Exercise
Before you return the entries below, strip out the pictures and keep all else exact.

►

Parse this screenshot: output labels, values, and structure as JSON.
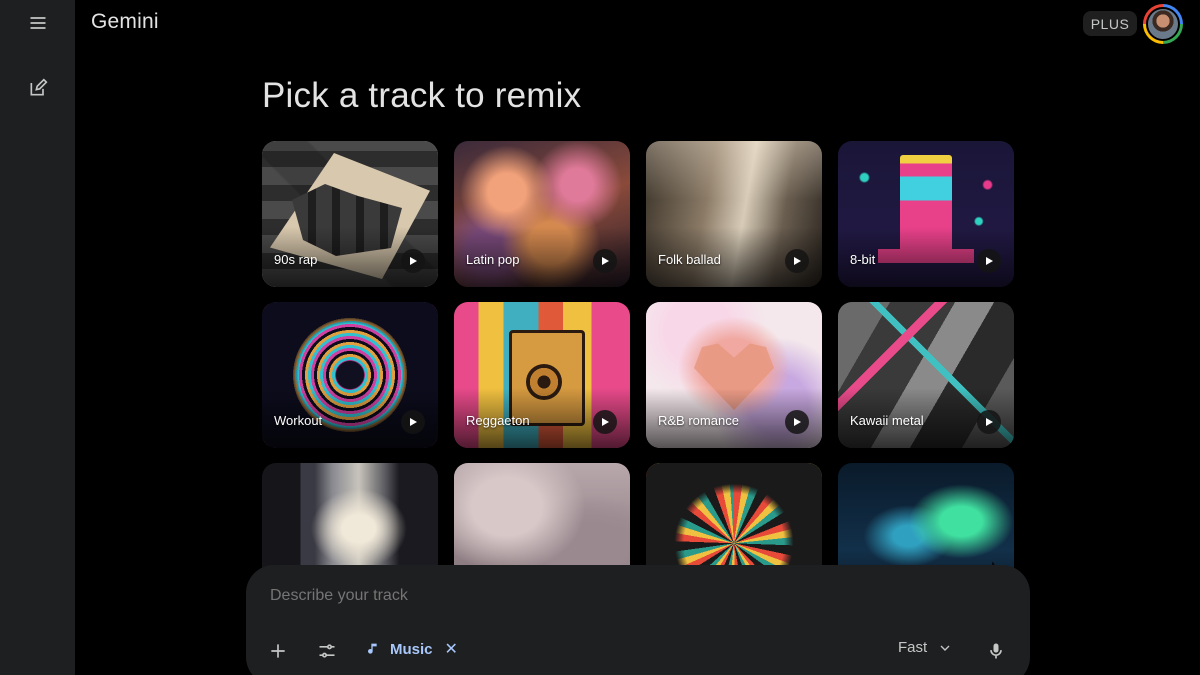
{
  "app": {
    "title": "Gemini",
    "plan_badge": "PLUS"
  },
  "page": {
    "title": "Pick a track to remix"
  },
  "tracks": [
    {
      "label": "90s rap",
      "art": "art-rap"
    },
    {
      "label": "Latin pop",
      "art": "art-latin"
    },
    {
      "label": "Folk ballad",
      "art": "art-folk"
    },
    {
      "label": "8-bit",
      "art": "art-8bit"
    },
    {
      "label": "Workout",
      "art": "art-workout"
    },
    {
      "label": "Reggaeton",
      "art": "art-reggaeton"
    },
    {
      "label": "R&B romance",
      "art": "art-rnb"
    },
    {
      "label": "Kawaii metal",
      "art": "art-kawaii"
    },
    {
      "label": "",
      "art": "art-cave"
    },
    {
      "label": "",
      "art": "art-clouds"
    },
    {
      "label": "",
      "art": "art-swirl"
    },
    {
      "label": "",
      "art": "art-aurora"
    }
  ],
  "prompt": {
    "placeholder": "Describe your track",
    "chip_label": "Music",
    "speed_label": "Fast"
  },
  "icons": {
    "menu": "menu-icon",
    "new_chat": "edit-icon",
    "add": "plus-icon",
    "tools": "tune-icon",
    "music": "music-note-icon",
    "remove": "close-icon",
    "dropdown": "chevron-down-icon",
    "mic": "mic-icon",
    "play": "play-icon"
  },
  "colors": {
    "accent": "#a8c7fa",
    "surface": "#1e1f20",
    "background": "#000000"
  }
}
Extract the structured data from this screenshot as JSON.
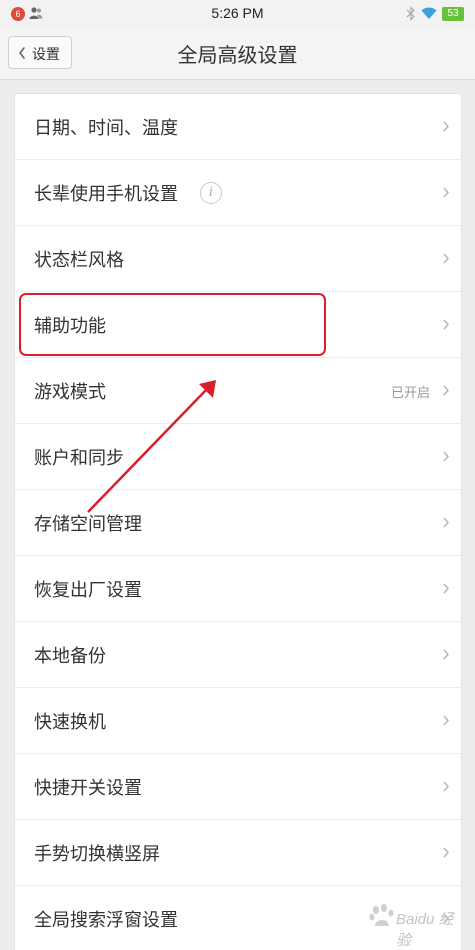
{
  "status_bar": {
    "notification_count": "6",
    "time": "5:26 PM",
    "battery": "53"
  },
  "header": {
    "back_label": "设置",
    "title": "全局高级设置"
  },
  "settings": [
    {
      "label": "日期、时间、温度",
      "value": ""
    },
    {
      "label": "长辈使用手机设置",
      "value": "",
      "info_icon": "i"
    },
    {
      "label": "状态栏风格",
      "value": ""
    },
    {
      "label": "辅助功能",
      "value": "",
      "highlighted": true
    },
    {
      "label": "游戏模式",
      "value": "已开启"
    },
    {
      "label": "账户和同步",
      "value": ""
    },
    {
      "label": "存储空间管理",
      "value": ""
    },
    {
      "label": "恢复出厂设置",
      "value": ""
    },
    {
      "label": "本地备份",
      "value": ""
    },
    {
      "label": "快速换机",
      "value": ""
    },
    {
      "label": "快捷开关设置",
      "value": ""
    },
    {
      "label": "手势切换横竖屏",
      "value": ""
    },
    {
      "label": "全局搜索浮窗设置",
      "value": ""
    }
  ],
  "annotation": {
    "highlight_color": "#d8202a",
    "arrow_color": "#d8202a"
  },
  "watermark": {
    "text": "Baidu 经验"
  },
  "colors": {
    "background": "#ededed",
    "battery": "#67c13a",
    "badge": "#e04a3b"
  }
}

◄

Task result
Parse this screenshot: output labels, values, and structure as JSON.
{
  "app": {
    "title": "Gemini",
    "plan_badge": "PLUS"
  },
  "page": {
    "title": "Pick a track to remix"
  },
  "tracks": [
    {
      "label": "90s rap",
      "art": "art-rap"
    },
    {
      "label": "Latin pop",
      "art": "art-latin"
    },
    {
      "label": "Folk ballad",
      "art": "art-folk"
    },
    {
      "label": "8-bit",
      "art": "art-8bit"
    },
    {
      "label": "Workout",
      "art": "art-workout"
    },
    {
      "label": "Reggaeton",
      "art": "art-reggaeton"
    },
    {
      "label": "R&B romance",
      "art": "art-rnb"
    },
    {
      "label": "Kawaii metal",
      "art": "art-kawaii"
    },
    {
      "label": "",
      "art": "art-cave"
    },
    {
      "label": "",
      "art": "art-clouds"
    },
    {
      "label": "",
      "art": "art-swirl"
    },
    {
      "label": "",
      "art": "art-aurora"
    }
  ],
  "prompt": {
    "placeholder": "Describe your track",
    "chip_label": "Music",
    "speed_label": "Fast"
  },
  "icons": {
    "menu": "menu-icon",
    "new_chat": "edit-icon",
    "add": "plus-icon",
    "tools": "tune-icon",
    "music": "music-note-icon",
    "remove": "close-icon",
    "dropdown": "chevron-down-icon",
    "mic": "mic-icon",
    "play": "play-icon"
  },
  "colors": {
    "accent": "#a8c7fa",
    "surface": "#1e1f20",
    "background": "#000000"
  }
}
Extract the structured data from this screenshot as JSON.
{
  "status_bar": {
    "notification_count": "6",
    "time": "5:26 PM",
    "battery": "53"
  },
  "header": {
    "back_label": "设置",
    "title": "全局高级设置"
  },
  "settings": [
    {
      "label": "日期、时间、温度",
      "value": ""
    },
    {
      "label": "长辈使用手机设置",
      "value": "",
      "info_icon": "i"
    },
    {
      "label": "状态栏风格",
      "value": ""
    },
    {
      "label": "辅助功能",
      "value": "",
      "highlighted": true
    },
    {
      "label": "游戏模式",
      "value": "已开启"
    },
    {
      "label": "账户和同步",
      "value": ""
    },
    {
      "label": "存储空间管理",
      "value": ""
    },
    {
      "label": "恢复出厂设置",
      "value": ""
    },
    {
      "label": "本地备份",
      "value": ""
    },
    {
      "label": "快速换机",
      "value": ""
    },
    {
      "label": "快捷开关设置",
      "value": ""
    },
    {
      "label": "手势切换横竖屏",
      "value": ""
    },
    {
      "label": "全局搜索浮窗设置",
      "value": ""
    }
  ],
  "annotation": {
    "highlight_color": "#d8202a",
    "arrow_color": "#d8202a"
  },
  "watermark": {
    "text": "Baidu 经验"
  },
  "colors": {
    "background": "#ededed",
    "battery": "#67c13a",
    "badge": "#e04a3b"
  }
}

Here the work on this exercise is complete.